Andy Warhol, ‘Nancy Glenn [Two Works]’, Sotheby's

each: 40 by 40 in. 101.6 by 101.6 cm.

From the Catalogue
"Warhol’s upward mobility was supersonic. Instead of getting the super stars' photo from movie magazines or the Sunday color supplement, he himself quickly invaded their society on equal terms, and could be begged by prospective sitters to turn his own Polaroid camera on their fabled faces in both public and private moods.
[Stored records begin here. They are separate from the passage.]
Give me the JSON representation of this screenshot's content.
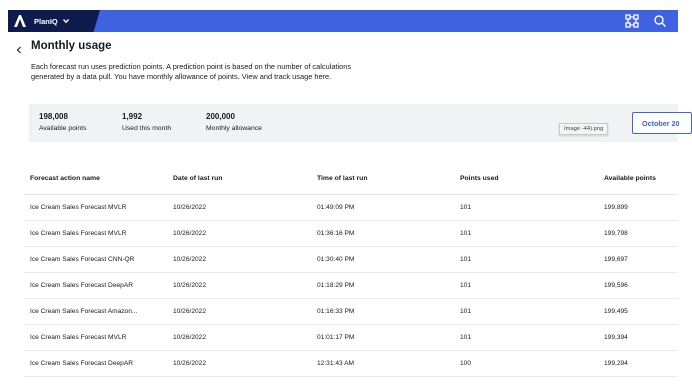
{
  "header": {
    "app_name": "PlanIQ",
    "icons": [
      "brand-logo-icon",
      "chevron-down-icon",
      "apps-grid-icon",
      "search-icon"
    ],
    "colors": {
      "bar": "#3f62e0",
      "brand_block": "#0f1b4c"
    }
  },
  "page": {
    "title": "Monthly usage",
    "description": "Each forecast run uses prediction points. A prediction point is based on the number of calculations generated by a data pull. You have monthly allowance of points. View and track usage here."
  },
  "summary": {
    "available": {
      "value": "198,008",
      "label": "Available points"
    },
    "used": {
      "value": "1,992",
      "label": "Used this month"
    },
    "allowance": {
      "value": "200,000",
      "label": "Monthly allowance"
    },
    "month_button": "October 20",
    "tooltip": "Image -44).png"
  },
  "table": {
    "columns": [
      "Forecast action name",
      "Date of last run",
      "Time of last run",
      "Points used",
      "Available points"
    ],
    "rows": [
      [
        "Ice Cream Sales Forecast MVLR",
        "10/26/2022",
        "01:49:09 PM",
        "101",
        "199,899"
      ],
      [
        "Ice Cream Sales Forecast MVLR",
        "10/26/2022",
        "01:36:16 PM",
        "101",
        "199,798"
      ],
      [
        "Ice Cream Sales Forecast CNN-QR",
        "10/26/2022",
        "01:30:40 PM",
        "101",
        "199,697"
      ],
      [
        "Ice Cream Sales Forecast DeepAR",
        "10/26/2022",
        "01:18:29 PM",
        "101",
        "199,596"
      ],
      [
        "Ice Cream Sales Forecast Amazon...",
        "10/26/2022",
        "01:16:33 PM",
        "101",
        "199,495"
      ],
      [
        "Ice Cream Sales Forecast MVLR",
        "10/26/2022",
        "01:01:17 PM",
        "101",
        "199,394"
      ],
      [
        "Ice Cream Sales Forecast DeepAR",
        "10/26/2022",
        "12:31:43 AM",
        "100",
        "199,294"
      ]
    ]
  }
}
He had become a celebrity among celebrities, and an ideal court painter to the 1970s international aristocracy that mixed, in wildly varying proportions, wealth, high fashion, and brains."
Robert Rosenblum, "Andy Warhol Court Painter to the 70s" in Exh. Cat., New York, Whitney Museum of American Art, Andy Warhol Portraits of the 70s, 1979, p. 15
—Courtesy of Sotheby's

Signature: each signed and dated 83 on the overlap

Acquired directly from the artist by the present owner

About Andy Warhol

Obsessed with celebrity, consumer culture, and mechanical (re)production, Pop artist Andy Warhol created some of the most iconic images of the 20th century. As famous for his quips as for his art—he variously mused that “art is what you can get away with” and “everyone will be famous for 15 minutes”—Warhol drew widely from popular culture and everyday subject matter, creating works like his 32 Campbell's Soup Cans (1962), Brillo pad box sculptures, and portraits of Marilyn Monroe, using the medium of silk-screen printmaking to achieve his characteristic hard edges and flat areas of color. Known for his cultivation of celebrity, Factory studio (a radical social and creative melting pot), and avant-garde films like Chelsea Girls (1966), Warhol was also a mentor to artists like Keith Haring and Jean-Michel Basquiat. His Pop sensibility is now standard practice, taken up by major contemporary artists Richard Prince, Takashi Murakami, and Jeff Koons, among countless others.

American, 1928-1987, Pittsburgh, Pennsylvania, based in New York, New York